Americans that brought it to a fine art form, if not a pure science.

Some have said that asymmetric warfare is as American as apple pie.

Very few military historians would dispute that the Continental Army of
the Revolutionary War and the Army of Northern Virginia during the Civil
War fostered forms of asymmetric war at its best.

The guerrillas Francis Marion (the Swamp Fox) and Daniel Morgan (hero of
the Cow Pens) drove General Cornwallis from South Carolina. On a much
grander scale General Washington’s victory at Trenton was a fine example
of this type of warfare. So was Stonewall Jackson’s Valley of Virginia
Campaign and John Mosby’s exploits during the Civil War, not to mention
Douglas MacArthur’s island hopping campaign during World War II.

A major part of the new Rumsfeld Doctrine embraces the concept of
asymmetric warfare to such a high degree that it is changing American’s
global defense posture on a radical basis.
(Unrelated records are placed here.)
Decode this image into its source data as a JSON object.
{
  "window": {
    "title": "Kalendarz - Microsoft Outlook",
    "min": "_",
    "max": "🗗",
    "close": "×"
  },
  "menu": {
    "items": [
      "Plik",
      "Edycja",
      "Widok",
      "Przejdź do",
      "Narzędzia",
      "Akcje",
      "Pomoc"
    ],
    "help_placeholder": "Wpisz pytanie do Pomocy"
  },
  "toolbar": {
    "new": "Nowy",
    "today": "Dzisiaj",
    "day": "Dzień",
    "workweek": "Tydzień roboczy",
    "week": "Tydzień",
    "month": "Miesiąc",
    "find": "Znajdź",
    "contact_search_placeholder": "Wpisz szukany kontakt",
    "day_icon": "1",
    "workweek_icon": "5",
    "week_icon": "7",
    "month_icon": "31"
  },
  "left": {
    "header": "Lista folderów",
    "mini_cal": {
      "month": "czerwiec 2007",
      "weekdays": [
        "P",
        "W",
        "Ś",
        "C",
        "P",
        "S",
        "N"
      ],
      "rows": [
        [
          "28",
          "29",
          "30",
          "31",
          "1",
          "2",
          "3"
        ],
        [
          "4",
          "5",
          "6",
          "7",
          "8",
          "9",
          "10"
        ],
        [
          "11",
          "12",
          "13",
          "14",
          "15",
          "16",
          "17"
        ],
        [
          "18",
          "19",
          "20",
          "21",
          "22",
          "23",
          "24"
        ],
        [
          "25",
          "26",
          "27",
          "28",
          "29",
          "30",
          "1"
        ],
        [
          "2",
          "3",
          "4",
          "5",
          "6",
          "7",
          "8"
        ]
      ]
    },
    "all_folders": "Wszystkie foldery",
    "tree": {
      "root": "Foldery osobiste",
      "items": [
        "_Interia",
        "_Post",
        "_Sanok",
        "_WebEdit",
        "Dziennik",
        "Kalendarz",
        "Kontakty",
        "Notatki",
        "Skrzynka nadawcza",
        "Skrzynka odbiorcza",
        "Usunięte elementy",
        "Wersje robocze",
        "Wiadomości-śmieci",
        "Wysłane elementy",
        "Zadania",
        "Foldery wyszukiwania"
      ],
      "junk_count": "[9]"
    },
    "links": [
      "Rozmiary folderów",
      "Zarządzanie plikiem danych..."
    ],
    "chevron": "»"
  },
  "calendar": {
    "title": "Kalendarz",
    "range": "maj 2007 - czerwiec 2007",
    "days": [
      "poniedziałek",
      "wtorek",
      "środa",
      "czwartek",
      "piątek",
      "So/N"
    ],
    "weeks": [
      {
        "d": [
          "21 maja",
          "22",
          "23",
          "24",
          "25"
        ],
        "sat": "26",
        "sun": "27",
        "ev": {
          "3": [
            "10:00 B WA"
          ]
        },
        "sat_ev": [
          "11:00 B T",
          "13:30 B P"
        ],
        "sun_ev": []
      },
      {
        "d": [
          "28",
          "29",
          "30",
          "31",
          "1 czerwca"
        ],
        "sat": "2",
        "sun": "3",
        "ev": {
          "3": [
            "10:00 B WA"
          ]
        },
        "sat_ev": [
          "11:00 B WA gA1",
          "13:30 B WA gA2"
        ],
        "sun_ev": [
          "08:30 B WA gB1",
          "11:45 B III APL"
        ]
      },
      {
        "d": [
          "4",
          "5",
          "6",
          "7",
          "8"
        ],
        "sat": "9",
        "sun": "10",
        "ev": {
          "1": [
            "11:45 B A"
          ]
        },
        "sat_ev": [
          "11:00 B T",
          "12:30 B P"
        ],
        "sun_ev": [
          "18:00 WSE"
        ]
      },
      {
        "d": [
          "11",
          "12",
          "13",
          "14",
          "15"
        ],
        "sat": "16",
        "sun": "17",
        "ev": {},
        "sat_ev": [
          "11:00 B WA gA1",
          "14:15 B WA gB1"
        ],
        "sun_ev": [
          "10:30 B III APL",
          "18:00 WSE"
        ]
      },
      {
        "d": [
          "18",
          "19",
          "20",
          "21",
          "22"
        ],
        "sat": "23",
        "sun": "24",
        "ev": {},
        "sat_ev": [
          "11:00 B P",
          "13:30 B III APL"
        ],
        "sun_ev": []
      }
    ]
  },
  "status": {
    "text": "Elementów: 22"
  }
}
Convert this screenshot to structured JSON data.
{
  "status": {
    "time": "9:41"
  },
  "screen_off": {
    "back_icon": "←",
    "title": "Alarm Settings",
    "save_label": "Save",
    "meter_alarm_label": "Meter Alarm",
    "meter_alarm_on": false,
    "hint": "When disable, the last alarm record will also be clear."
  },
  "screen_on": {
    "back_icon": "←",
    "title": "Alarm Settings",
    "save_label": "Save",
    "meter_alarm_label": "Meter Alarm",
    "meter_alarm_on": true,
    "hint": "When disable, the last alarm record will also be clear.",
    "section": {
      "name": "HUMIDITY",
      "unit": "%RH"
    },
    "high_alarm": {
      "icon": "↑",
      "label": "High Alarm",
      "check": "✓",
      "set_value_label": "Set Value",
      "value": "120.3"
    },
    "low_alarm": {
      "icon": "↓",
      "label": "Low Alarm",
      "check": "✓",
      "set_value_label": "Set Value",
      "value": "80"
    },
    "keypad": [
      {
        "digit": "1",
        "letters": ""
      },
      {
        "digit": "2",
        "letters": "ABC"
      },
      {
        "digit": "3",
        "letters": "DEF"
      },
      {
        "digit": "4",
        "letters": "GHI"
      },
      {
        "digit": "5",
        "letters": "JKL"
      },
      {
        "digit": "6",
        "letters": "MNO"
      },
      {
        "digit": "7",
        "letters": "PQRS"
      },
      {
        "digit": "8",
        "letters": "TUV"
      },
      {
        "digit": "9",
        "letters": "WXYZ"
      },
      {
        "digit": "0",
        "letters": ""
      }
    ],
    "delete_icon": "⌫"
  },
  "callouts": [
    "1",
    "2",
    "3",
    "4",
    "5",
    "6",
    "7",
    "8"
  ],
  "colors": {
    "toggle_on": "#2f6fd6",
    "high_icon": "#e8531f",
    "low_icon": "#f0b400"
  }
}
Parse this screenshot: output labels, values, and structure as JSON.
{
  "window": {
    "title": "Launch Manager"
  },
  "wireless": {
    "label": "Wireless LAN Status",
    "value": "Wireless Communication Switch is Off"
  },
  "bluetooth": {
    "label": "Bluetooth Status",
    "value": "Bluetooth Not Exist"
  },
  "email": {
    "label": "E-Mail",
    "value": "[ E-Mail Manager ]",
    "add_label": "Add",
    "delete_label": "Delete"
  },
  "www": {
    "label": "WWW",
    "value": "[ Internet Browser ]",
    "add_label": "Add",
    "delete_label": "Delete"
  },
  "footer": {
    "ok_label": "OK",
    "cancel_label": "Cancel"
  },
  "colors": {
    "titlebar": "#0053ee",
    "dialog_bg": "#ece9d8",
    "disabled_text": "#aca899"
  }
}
It is no secret that top
brass within the Pentagon and the Defense Secretary are locking horns
over the issue on a very frequent basis, not to mention a horde of
retired generals raising alarm bells.

Our leaders tell us that asymmetric warfare is a new and unproven field
of military endeavor used by terrorist cells and terrorist nations bent
on our destruction. That we don’t fully understand and grasp the nature
of the Islamic fundamentalist mind -- and have never faced such a
determined or fanatical foe.

Someone needs to tell that to the boys who served on those aircraft
carriers in the South Pacific during World War II. Those Japanese
kamikazes and kaitens were just as dedicated to their Emperor as Islamic
fundamentalists are to Allah.

We could not stop those crazed Japanese willing to sacrifice their lives
in the name of their cause and neither can we stop the dedicated Islamic
radicals bent on attacking our homeland.

The difference today is there’s no Harry Truman at the helm.

That simple farmer from Missouri knew the head of the octopus had to be
crushed in order to stop the carnage being inflicted in the central and
south pacific theaters of war.

So he did --- very quickly and effectively.

And this begs the question.

How long are American leaders going to allow terrorist oriented nation-
states to finance and use asymmetric warfare --- through their proxy
organizations such as al-Qaeda --- against the United States and continue
to divert attention from the more important strategic issues at hand,
such as the growing Chinese threat?

Some say it is a diversionary ploy designed to shift the public’s
attention away from other pressing issues such the environment, trade
concerns, job losses, and income stagnation.

The Bush Administration wants us to believe the war on terror is a multi-
decade long struggle requiring a dangerous redeployment of American
defense resources away from cold war postures.

U.S. leadership has an intimate understanding of asymmetric warfare.
If it does not interdict the use of this lethal form of tactical warfare
against America’s vital interest immediately, using whatever means
necessary at its disposal --- however ugly --- it will eventually have a
very negative effect on both the economic and military institutions of
the nation and a profound impact on its political stability as well.

And maybe that’s what our enemies want after all.   And then the octopuses
of the world will eat that apple pie for desert.